Electron-beam evaporation uses a focused beam of electrons. Electrons typically have a temperature of 3000 degC. A 100 kV DC voltage source accelerates electrons toward their target. This method is especially useful for depositing metals with a high melting point. In addition, evaporation takes place in a localized point near the source of bombardment. This process also eliminates the contamination from the crucible. Electrons lose energy rapidly, transforming kinetic energy into thermal energy.
Electron beam evaporation uses a high-voltage electron beam generated from a filament. The beam is steered by electric and magnetic fields to vaporize a source material. This deposition technique is capable of coating a substrate above the evaporating material. The distances between the source and substrate are 300mm to one meter. This process is often used to coat a substrate.

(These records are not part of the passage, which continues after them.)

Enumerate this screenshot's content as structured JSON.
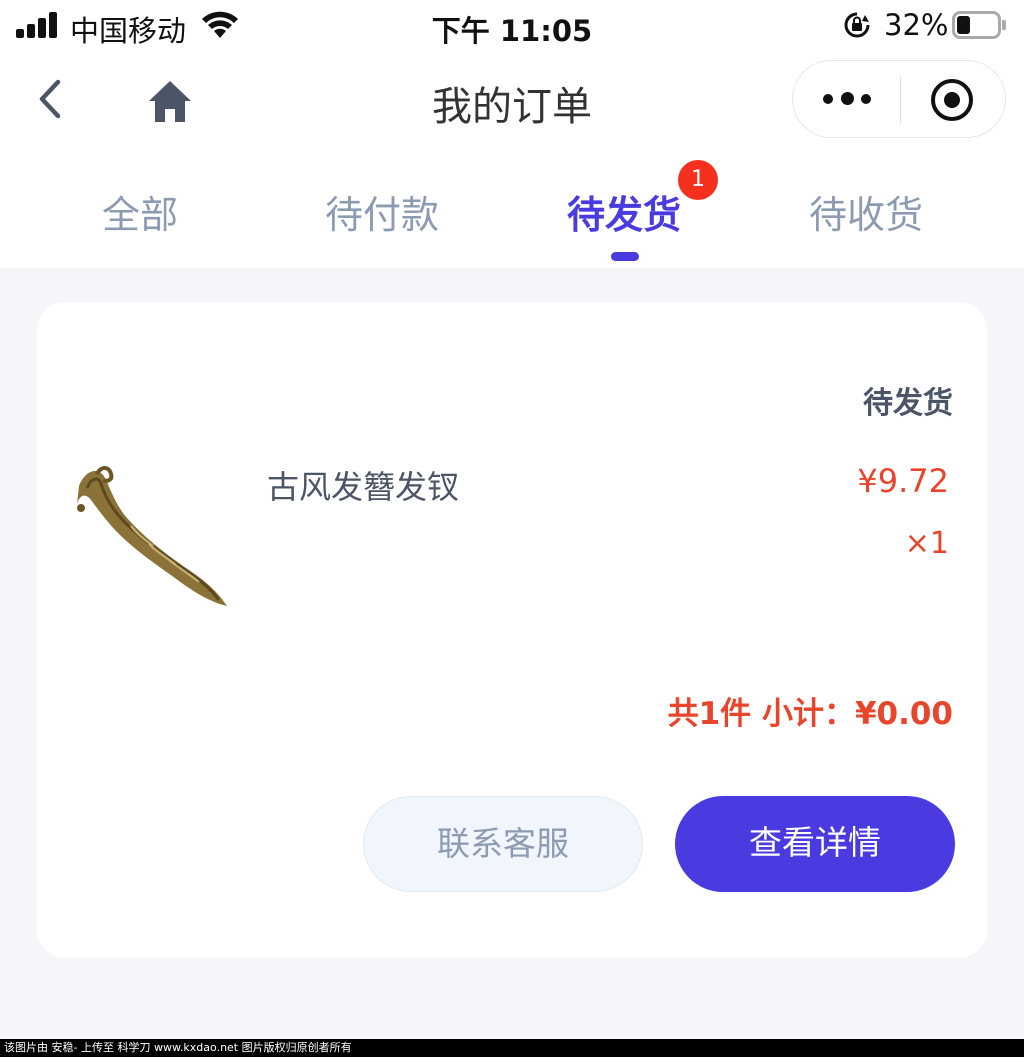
{
  "status_bar": {
    "carrier": "中国移动",
    "time": "下午 11:05",
    "battery_percent": "32%",
    "battery_level": 0.32,
    "signal_bars": 4
  },
  "nav": {
    "title": "我的订单",
    "back_icon": "chevron-left-icon",
    "home_icon": "home-icon",
    "more_icon": "more-dots-icon",
    "close_icon": "target-close-icon"
  },
  "tabs": [
    {
      "label": "全部",
      "active": false
    },
    {
      "label": "待付款",
      "active": false
    },
    {
      "label": "待发货",
      "active": true,
      "badge": "1"
    },
    {
      "label": "待收货",
      "active": false
    }
  ],
  "order": {
    "status": "待发货",
    "product_name": "古风发簪发钗",
    "price": "¥9.72",
    "quantity": "×1",
    "subtotal": "共1件 小计：¥0.00",
    "buttons": {
      "service": "联系客服",
      "detail": "查看详情"
    }
  },
  "colors": {
    "accent": "#4a3be0",
    "price_red": "#e8462c",
    "badge_red": "#f5301f",
    "tab_inactive": "#8c9bb2",
    "background": "#f5f6fa"
  },
  "footer": {
    "watermark": "该图片由 安稳- 上传至 科学刀 www.kxdao.net 图片版权归原创者所有"
  }
}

Electron-beam evaporation is used for deposition of high-melting-point materials and dielectrics. It is a versatile process that is compatible with ion-assist sources. The high-efficiency and uniformity of e-beam evaporation enable it to be used for a number of different applications. When used properly, it is possible to achieve multiple layers in one deposition process.

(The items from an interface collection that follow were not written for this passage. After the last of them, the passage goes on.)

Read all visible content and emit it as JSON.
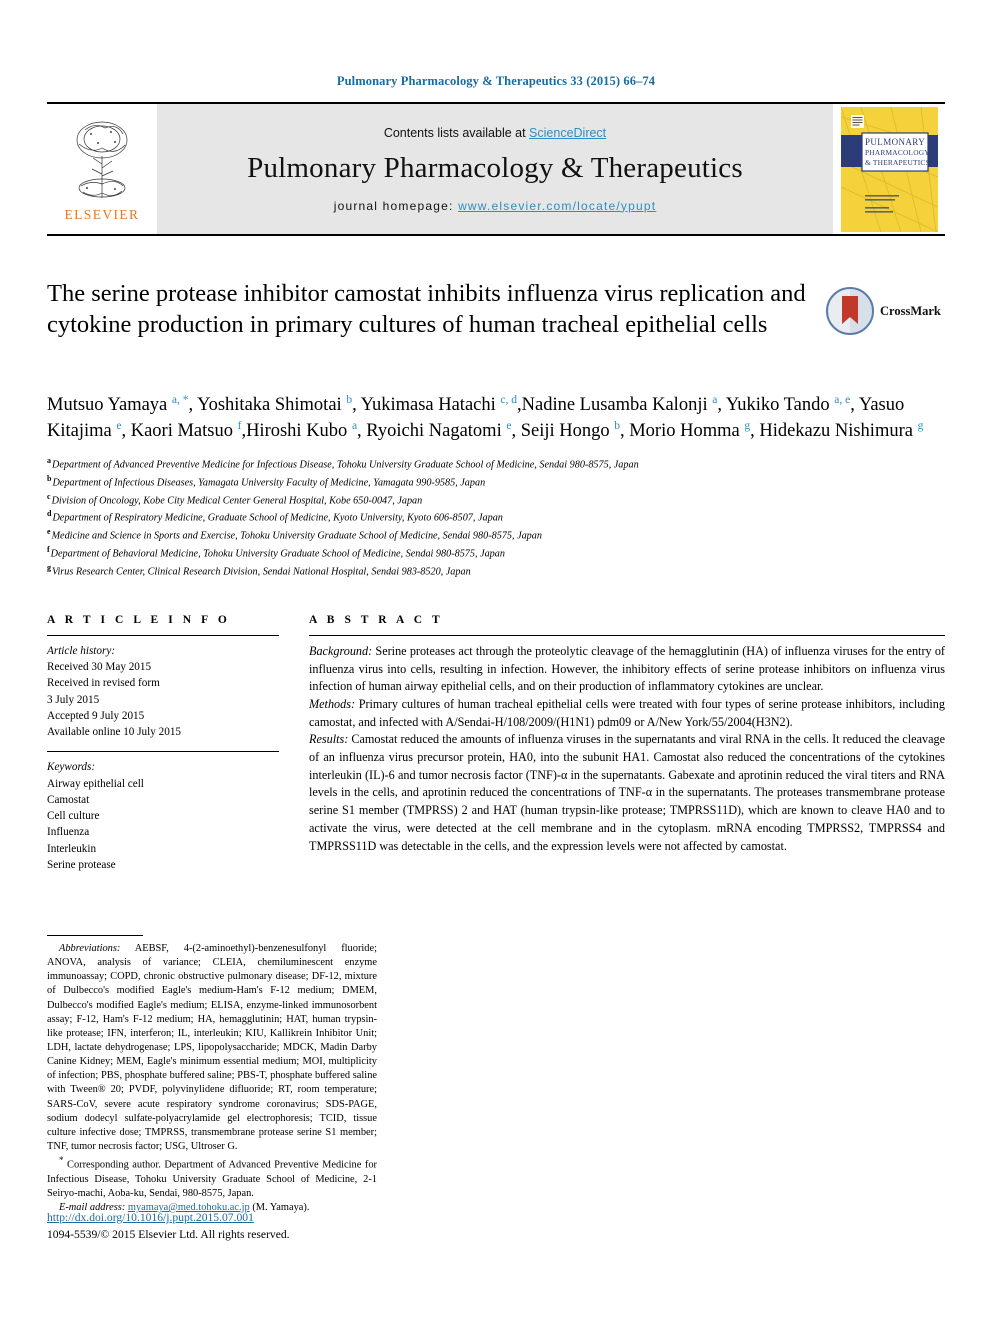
{
  "running_head": "Pulmonary Pharmacology & Therapeutics 33 (2015) 66–74",
  "masthead": {
    "contents_prefix": "Contents lists available at ",
    "sciencedirect": "ScienceDirect",
    "journal_title": "Pulmonary Pharmacology & Therapeutics",
    "homepage_label": "journal homepage: ",
    "homepage_url": "www.elsevier.com/locate/ypupt",
    "publisher": "ELSEVIER",
    "cover_title_line1": "PULMONARY",
    "cover_title_line2": "PHARMACOLOGY",
    "cover_title_line3": "& THERAPEUTICS",
    "colors": {
      "link": "#2b8fc4",
      "elsevier_orange": "#e87722",
      "masthead_bg": "#e6e6e6",
      "cover_yellow": "#f5d23c",
      "cover_blue": "#2c3c78"
    }
  },
  "article": {
    "title": "The serine protease inhibitor camostat inhibits influenza virus replication and cytokine production in primary cultures of human tracheal epithelial cells",
    "crossmark_label": "CrossMark",
    "authors": [
      {
        "name": "Mutsuo Yamaya",
        "marks": "a, *",
        "sep": ", "
      },
      {
        "name": "Yoshitaka Shimotai",
        "marks": "b",
        "sep": ", "
      },
      {
        "name": "Yukimasa Hatachi",
        "marks": "c, d",
        "sep": ","
      },
      {
        "name": "Nadine Lusamba Kalonji",
        "marks": "a",
        "sep": ", "
      },
      {
        "name": "Yukiko Tando",
        "marks": "a, e",
        "sep": ", "
      },
      {
        "name": "Yasuo Kitajima",
        "marks": "e",
        "sep": ", "
      },
      {
        "name": "Kaori Matsuo",
        "marks": "f",
        "sep": ","
      },
      {
        "name": "Hiroshi Kubo",
        "marks": "a",
        "sep": ", "
      },
      {
        "name": "Ryoichi Nagatomi",
        "marks": "e",
        "sep": ", "
      },
      {
        "name": "Seiji Hongo",
        "marks": "b",
        "sep": ", "
      },
      {
        "name": "Morio Homma",
        "marks": "g",
        "sep": ", "
      },
      {
        "name": "Hidekazu Nishimura",
        "marks": "g",
        "sep": ""
      }
    ],
    "affiliations": [
      {
        "mark": "a",
        "text": "Department of Advanced Preventive Medicine for Infectious Disease, Tohoku University Graduate School of Medicine, Sendai 980-8575, Japan"
      },
      {
        "mark": "b",
        "text": "Department of Infectious Diseases, Yamagata University Faculty of Medicine, Yamagata 990-9585, Japan"
      },
      {
        "mark": "c",
        "text": "Division of Oncology, Kobe City Medical Center General Hospital, Kobe 650-0047, Japan"
      },
      {
        "mark": "d",
        "text": "Department of Respiratory Medicine, Graduate School of Medicine, Kyoto University, Kyoto 606-8507, Japan"
      },
      {
        "mark": "e",
        "text": "Medicine and Science in Sports and Exercise, Tohoku University Graduate School of Medicine, Sendai 980-8575, Japan"
      },
      {
        "mark": "f",
        "text": "Department of Behavioral Medicine, Tohoku University Graduate School of Medicine, Sendai 980-8575, Japan"
      },
      {
        "mark": "g",
        "text": "Virus Research Center, Clinical Research Division, Sendai National Hospital, Sendai 983-8520, Japan"
      }
    ]
  },
  "article_info": {
    "heading": "A R T I C L E   I N F O",
    "history_label": "Article history:",
    "history": [
      "Received 30 May 2015",
      "Received in revised form",
      "3 July 2015",
      "Accepted 9 July 2015",
      "Available online 10 July 2015"
    ],
    "keywords_label": "Keywords:",
    "keywords": [
      "Airway epithelial cell",
      "Camostat",
      "Cell culture",
      "Influenza",
      "Interleukin",
      "Serine protease"
    ]
  },
  "abstract": {
    "heading": "A B S T R A C T",
    "sections": [
      {
        "label": "Background:",
        "text": " Serine proteases act through the proteolytic cleavage of the hemagglutinin (HA) of influenza viruses for the entry of influenza virus into cells, resulting in infection. However, the inhibitory effects of serine protease inhibitors on influenza virus infection of human airway epithelial cells, and on their production of inflammatory cytokines are unclear."
      },
      {
        "label": "Methods:",
        "text": " Primary cultures of human tracheal epithelial cells were treated with four types of serine protease inhibitors, including camostat, and infected with A/Sendai-H/108/2009/(H1N1) pdm09 or A/New York/55/2004(H3N2)."
      },
      {
        "label": "Results:",
        "text": " Camostat reduced the amounts of influenza viruses in the supernatants and viral RNA in the cells. It reduced the cleavage of an influenza virus precursor protein, HA0, into the subunit HA1. Camostat also reduced the concentrations of the cytokines interleukin (IL)-6 and tumor necrosis factor (TNF)-α in the supernatants. Gabexate and aprotinin reduced the viral titers and RNA levels in the cells, and aprotinin reduced the concentrations of TNF-α in the supernatants. The proteases transmembrane protease serine S1 member (TMPRSS) 2 and HAT (human trypsin-like protease; TMPRSS11D), which are known to cleave HA0 and to activate the virus, were detected at the cell membrane and in the cytoplasm. mRNA encoding TMPRSS2, TMPRSS4 and TMPRSS11D was detectable in the cells, and the expression levels were not affected by camostat."
      }
    ]
  },
  "footnotes": {
    "abbreviations_label": "Abbreviations:",
    "abbreviations_text": " AEBSF, 4-(2-aminoethyl)-benzenesulfonyl fluoride; ANOVA, analysis of variance; CLEIA, chemiluminescent enzyme immunoassay; COPD, chronic obstructive pulmonary disease; DF-12, mixture of Dulbecco's modified Eagle's medium-Ham's F-12 medium; DMEM, Dulbecco's modified Eagle's medium; ELISA, enzyme-linked immunosorbent assay; F-12, Ham's F-12 medium; HA, hemagglutinin; HAT, human trypsin-like protease; IFN, interferon; IL, interleukin; KIU, Kallikrein Inhibitor Unit; LDH, lactate dehydrogenase; LPS, lipopolysaccharide; MDCK, Madin Darby Canine Kidney; MEM, Eagle's minimum essential medium; MOI, multiplicity of infection; PBS, phosphate buffered saline; PBS-T, phosphate buffered saline with Tween® 20; PVDF, polyvinylidene difluoride; RT, room temperature; SARS-CoV, severe acute respiratory syndrome coronavirus; SDS-PAGE, sodium dodecyl sulfate-polyacrylamide gel electrophoresis; TCID, tissue culture infective dose; TMPRSS, transmembrane protease serine S1 member; TNF, tumor necrosis factor; USG, Ultroser G.",
    "corresponding_marker": "*",
    "corresponding_text": " Corresponding author. Department of Advanced Preventive Medicine for Infectious Disease, Tohoku University Graduate School of Medicine, 2-1 Seiryo-machi, Aoba-ku, Sendai, 980-8575, Japan.",
    "email_label": "E-mail address:",
    "email": "myamaya@med.tohoku.ac.jp",
    "email_person": "(M. Yamaya)."
  },
  "footer": {
    "doi": "http://dx.doi.org/10.1016/j.pupt.2015.07.001",
    "copyright": "1094-5539/© 2015 Elsevier Ltd. All rights reserved."
  }
}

The cost of E-gun evaporation deposition systems varies, depending on the system's capabilities. The E-gun evaporator contains a single mass spectrometer, which switches every 16 ms between the two evaporated materials. The system includes liquid nitrogen panels, a titanium sublimator, a turbo molecular pump, and sample holders. The rate control system also includes an ionization chamber, a radio frequency generator, and a QMG511 mass spectrometer.
The evaporation chamber for the EBVD system is a high-vacuum chamber and can support up to eight materials at once. The chamber can be operated at 5.0x10-3 Torr, and multiple types of evaporation materials can be deposited in the same process. There are several methods of generating electron beams, including thermionic emission and field electron emission. Another method is the anodic arc method.

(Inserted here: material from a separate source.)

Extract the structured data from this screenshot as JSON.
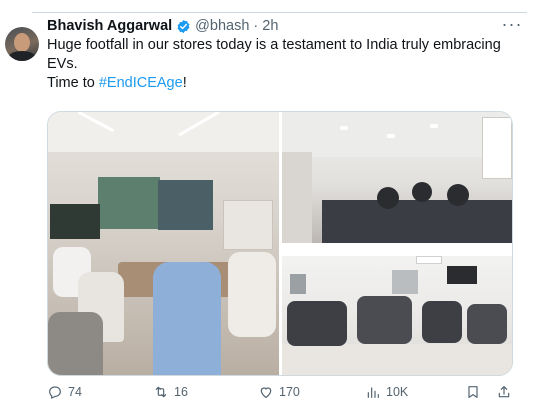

Rate-controlled e-guns are also possible with feedback applied to many materials. The accuracy of rate control depends on the sensor's sensitivity and bandwidth. High-frequency evaporation sensors such as mass spectrometers are suitable for rate control because of their high sensitivity and wide bandwidth. Improved e-gun design and improved power supply can improve rate stability. The objective is a more stable beam profile and less evaporation noise.
While an E-gun can be used for deposition of multiple materials, a higher rate of deposition is more expensive. Deposition rates of one material at a time will be significantly higher than other materials. Evaporation rates must be high enough to meet a substrate's requirements. In general, an E-gun deposition process requires more than a single gun, and two separate guns may be necessary.
A traditional electronic-gun can be controlled by an I-controller. The e-gun is a Temescal SFIH-270-2. The output is shown in figure 7. A higher gain A increases the noise suppression. Likewise, an increase in gain B will make the deposition rate more stable. Using a high-frequency control e-gun can increase rate stability. E-guns with a wehnelt electrode, for example, can control evaporation rates at 140 Hz.
The E-gun is another method for reducing the noise associated with evaporation. A sweeping motion of the spot over the melt can also reduce noise. This sweeping motion can also help reduce the partial pressure of the melt above it. The frequency of the sweep should be higher than the response time of the melt to avoid excessive noise. This method is also effective in coating the inner surface of complex geometries.